The film claims the US became a disunion when black people were brought over here....ummm whose fault was that? The production follows the lives of the southern Cameron family living in Piedmont, South Carolina and the Stoneman family of Pennsylvania. Two of the men met while at a boarding school, afterwards becoming pen pals and eventually falling in love with each other's sister. When war breaks out they find themselves in battle against each other at Gettysburg. Later the Stonemans go south after the war and must join with the Klan to regain their "Aryan Birthright" against carpetbaggers, mulattoes, and Yankee blacks who dare to want equality and interracial marriage.
Many of the stages were historical recreations and D.W. Griffith made sure you knew that with a sign. There was actually very little in dialogue. It would show you people talking, but you never knew what they said, rather the sign would explain the scene. The second half of the film was like watching by friend Sean Hannity, race baiting and outright lies. Only the Klan could have saved Piedmont from the incursion of the black man. Southern blacks fought with the Klan which contradicted their aims in the legislature where black law makers have their shows off and on the desk and drinking from bottles. They passed laws to disenfranchise white people, make white people salute them, and legalized interracial marriage...about as factual as a Trump tweet.

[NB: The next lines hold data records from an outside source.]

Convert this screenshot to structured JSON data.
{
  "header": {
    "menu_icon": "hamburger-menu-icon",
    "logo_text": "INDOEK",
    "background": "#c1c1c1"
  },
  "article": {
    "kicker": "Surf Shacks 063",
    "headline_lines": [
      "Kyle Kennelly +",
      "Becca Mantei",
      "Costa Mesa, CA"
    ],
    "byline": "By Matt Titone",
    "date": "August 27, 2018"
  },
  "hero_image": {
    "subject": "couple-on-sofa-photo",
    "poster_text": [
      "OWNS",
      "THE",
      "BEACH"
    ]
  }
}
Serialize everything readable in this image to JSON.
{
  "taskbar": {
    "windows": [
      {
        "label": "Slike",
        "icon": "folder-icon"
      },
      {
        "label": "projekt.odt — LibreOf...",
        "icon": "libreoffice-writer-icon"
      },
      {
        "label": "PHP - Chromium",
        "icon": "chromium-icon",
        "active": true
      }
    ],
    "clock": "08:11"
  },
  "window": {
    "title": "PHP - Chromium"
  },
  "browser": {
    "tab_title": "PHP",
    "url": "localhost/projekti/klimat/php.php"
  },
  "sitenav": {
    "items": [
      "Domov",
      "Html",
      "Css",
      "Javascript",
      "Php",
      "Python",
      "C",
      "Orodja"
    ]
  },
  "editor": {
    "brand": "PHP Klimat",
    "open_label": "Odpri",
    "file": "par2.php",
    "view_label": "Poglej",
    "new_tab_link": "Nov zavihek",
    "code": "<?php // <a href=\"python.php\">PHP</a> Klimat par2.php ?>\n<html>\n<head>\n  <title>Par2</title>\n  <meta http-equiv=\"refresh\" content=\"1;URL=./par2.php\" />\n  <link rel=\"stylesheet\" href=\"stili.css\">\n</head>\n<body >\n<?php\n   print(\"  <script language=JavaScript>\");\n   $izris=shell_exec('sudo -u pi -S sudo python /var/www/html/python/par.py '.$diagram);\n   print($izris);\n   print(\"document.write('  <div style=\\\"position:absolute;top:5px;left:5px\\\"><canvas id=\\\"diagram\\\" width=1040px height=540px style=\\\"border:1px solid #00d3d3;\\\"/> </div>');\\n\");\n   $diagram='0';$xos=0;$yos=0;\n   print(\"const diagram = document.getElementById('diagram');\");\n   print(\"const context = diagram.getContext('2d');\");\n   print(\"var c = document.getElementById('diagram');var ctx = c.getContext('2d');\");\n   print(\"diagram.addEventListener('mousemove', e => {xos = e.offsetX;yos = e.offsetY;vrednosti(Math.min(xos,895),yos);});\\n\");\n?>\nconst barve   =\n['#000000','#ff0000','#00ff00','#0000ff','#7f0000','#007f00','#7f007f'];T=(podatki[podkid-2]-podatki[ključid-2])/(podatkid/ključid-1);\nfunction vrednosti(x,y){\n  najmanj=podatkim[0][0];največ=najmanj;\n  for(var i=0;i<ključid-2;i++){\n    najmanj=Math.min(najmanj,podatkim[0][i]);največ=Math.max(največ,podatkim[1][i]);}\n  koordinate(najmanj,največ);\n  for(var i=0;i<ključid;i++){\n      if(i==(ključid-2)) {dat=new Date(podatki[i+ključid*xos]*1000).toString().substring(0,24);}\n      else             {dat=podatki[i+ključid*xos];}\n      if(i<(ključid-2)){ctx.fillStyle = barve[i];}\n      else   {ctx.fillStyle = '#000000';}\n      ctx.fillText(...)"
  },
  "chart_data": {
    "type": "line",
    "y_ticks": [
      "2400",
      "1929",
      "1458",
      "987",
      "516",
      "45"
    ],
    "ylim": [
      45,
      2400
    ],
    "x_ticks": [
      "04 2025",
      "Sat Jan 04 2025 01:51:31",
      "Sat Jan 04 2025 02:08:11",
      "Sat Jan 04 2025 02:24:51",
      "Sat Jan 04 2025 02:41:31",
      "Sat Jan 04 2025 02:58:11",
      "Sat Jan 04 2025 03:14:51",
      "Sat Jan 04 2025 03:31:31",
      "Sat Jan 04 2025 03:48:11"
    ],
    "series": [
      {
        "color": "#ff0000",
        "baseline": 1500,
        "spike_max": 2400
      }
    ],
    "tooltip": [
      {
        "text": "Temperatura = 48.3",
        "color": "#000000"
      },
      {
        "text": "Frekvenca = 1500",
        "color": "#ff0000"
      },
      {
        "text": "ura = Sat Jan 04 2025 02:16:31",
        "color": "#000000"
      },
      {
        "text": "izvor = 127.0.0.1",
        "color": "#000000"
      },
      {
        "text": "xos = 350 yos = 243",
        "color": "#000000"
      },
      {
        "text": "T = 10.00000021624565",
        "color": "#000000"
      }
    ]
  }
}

On the plus side Lillian Gish and Miriam Cooper were screen gems.
The film is iconic including quotes from then President Wilson. Historically it re-energized the Klan membership because "truthiness" matters more than truth to some people.
This film was on my bucket list right above hospital sex.
The beginning of the film deals with life in the old South, and much like Gone With The Wind, showed nothing of the harsh cruelty of slavery. However, this film does not bare the title 'Based on a true story' and so, as with the racist struggle at the end, with a little education, this may be judged purely in terms of cinematography. .. I simply saw it through Griffith's eyes, and could not help but give a broad smile many times at the wonderful atmosphere that the film created.
The film centres mainly around the Northern Stonemans and the Southern Camerons, and the relationship between them. The civil war presents some spectacular scenes, including the superb sequence where the eldest Cameron boy rushes forward to the front line towards the guns and rescues the Confederate flag. The horrors and tragedies of war are shocking, but spectacular. What follows is the heartbreak of loss, the surrender of General Lee, the beginning of the revenge that plagues the characters throughout the rest of the film and finally, April 14th 1865. Ford's Theatre is recreated, and one of history's greatest men is gunned down in a tragic scene.
The heroin of the film is a Northerner, played by the ravishingly beautiful Lillian Gish. Her love for the founder of the Ku Klux Klan creates an interesting situation. She condemns her lover but forgives him when the villain of the film, a mulatto named Syrus Lynch tries to force her into marriage and is rescued by our 'heroes' in white hoods.Read more ›
Most Recent Customer Reviews
One of D.W. Griffith's great masterpieces of the silent movie era. There are others, but perhaps this one is the most spectacular.Published 11 months ago by artdealer
Anyone who wishes to see how the visual vocabulary of epic film-making developed should study this film. Read morePublished 16 months ago by David H. Bebbington